PROBLEM TO SOLVE:
Lines that include the string "your" are the ones to copy from the entries below.
INFORMATION PROVIDED START
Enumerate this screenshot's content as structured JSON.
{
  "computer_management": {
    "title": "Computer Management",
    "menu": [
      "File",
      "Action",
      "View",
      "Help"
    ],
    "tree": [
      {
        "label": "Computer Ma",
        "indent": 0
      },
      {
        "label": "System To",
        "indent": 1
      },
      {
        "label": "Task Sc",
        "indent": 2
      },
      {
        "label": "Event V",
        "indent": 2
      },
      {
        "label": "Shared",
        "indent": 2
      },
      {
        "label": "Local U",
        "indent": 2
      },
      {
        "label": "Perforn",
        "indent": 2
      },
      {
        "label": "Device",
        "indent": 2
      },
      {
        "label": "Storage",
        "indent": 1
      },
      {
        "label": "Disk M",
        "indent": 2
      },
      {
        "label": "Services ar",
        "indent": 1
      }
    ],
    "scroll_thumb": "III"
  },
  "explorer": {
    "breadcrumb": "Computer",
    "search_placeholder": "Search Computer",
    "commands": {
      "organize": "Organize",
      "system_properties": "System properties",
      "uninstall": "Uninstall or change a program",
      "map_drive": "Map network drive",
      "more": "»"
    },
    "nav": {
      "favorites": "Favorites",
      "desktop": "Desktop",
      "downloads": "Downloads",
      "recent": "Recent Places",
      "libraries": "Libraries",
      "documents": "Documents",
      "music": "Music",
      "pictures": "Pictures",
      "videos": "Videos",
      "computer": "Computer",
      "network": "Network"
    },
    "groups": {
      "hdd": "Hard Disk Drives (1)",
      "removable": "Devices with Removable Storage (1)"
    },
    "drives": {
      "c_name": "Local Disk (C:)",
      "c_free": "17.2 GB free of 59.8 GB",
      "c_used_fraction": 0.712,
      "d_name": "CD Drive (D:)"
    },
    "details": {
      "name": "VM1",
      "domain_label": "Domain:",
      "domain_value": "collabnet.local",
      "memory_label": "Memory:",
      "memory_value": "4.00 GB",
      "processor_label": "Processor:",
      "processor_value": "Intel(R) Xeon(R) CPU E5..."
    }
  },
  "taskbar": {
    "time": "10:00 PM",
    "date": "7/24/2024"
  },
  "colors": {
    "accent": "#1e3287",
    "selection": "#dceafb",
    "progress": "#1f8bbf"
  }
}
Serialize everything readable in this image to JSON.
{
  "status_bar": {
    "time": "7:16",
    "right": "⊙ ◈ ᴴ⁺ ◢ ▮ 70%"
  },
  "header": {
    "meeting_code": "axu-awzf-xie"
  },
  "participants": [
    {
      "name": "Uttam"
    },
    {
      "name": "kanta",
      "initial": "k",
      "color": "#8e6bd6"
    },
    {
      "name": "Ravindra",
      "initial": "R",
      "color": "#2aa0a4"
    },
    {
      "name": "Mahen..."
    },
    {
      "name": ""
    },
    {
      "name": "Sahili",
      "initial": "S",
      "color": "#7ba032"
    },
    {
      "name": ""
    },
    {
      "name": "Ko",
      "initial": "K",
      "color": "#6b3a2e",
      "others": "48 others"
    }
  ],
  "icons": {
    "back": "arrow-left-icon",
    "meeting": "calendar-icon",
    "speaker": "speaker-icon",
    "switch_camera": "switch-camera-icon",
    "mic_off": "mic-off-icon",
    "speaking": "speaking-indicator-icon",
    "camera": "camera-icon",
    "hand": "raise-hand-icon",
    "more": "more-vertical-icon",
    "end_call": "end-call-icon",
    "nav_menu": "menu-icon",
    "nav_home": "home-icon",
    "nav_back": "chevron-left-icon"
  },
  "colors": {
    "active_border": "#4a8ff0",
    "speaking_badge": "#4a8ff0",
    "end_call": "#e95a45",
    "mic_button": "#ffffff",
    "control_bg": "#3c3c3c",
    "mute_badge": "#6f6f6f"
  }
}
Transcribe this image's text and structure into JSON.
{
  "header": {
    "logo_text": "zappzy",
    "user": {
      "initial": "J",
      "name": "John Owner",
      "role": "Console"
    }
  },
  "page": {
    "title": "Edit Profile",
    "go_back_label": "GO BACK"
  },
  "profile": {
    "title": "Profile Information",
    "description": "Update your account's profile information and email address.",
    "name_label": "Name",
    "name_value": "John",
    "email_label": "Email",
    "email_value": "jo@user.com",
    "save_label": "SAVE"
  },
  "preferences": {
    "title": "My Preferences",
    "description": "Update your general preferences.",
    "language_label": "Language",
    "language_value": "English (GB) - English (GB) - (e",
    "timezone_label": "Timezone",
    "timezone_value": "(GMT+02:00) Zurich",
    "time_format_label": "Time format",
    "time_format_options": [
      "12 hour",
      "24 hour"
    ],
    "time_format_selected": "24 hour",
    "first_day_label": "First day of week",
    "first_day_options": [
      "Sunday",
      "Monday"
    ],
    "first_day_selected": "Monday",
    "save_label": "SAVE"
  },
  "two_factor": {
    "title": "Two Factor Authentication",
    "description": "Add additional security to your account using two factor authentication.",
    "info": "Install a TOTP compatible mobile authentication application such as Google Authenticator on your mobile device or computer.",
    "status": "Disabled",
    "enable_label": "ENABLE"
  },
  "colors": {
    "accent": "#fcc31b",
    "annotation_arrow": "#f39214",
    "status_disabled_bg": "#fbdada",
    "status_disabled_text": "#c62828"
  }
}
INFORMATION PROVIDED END
SOLUTION TO THIS TASK:
    "description": "Update your account's profile information and email address.",
    "description": "Update your general preferences.",
    "description": "Add additional security to your account using two factor authentication.",
    "info": "Install a TOTP compatible mobile authentication application such as Google Authenticator on your mobile device or computer.",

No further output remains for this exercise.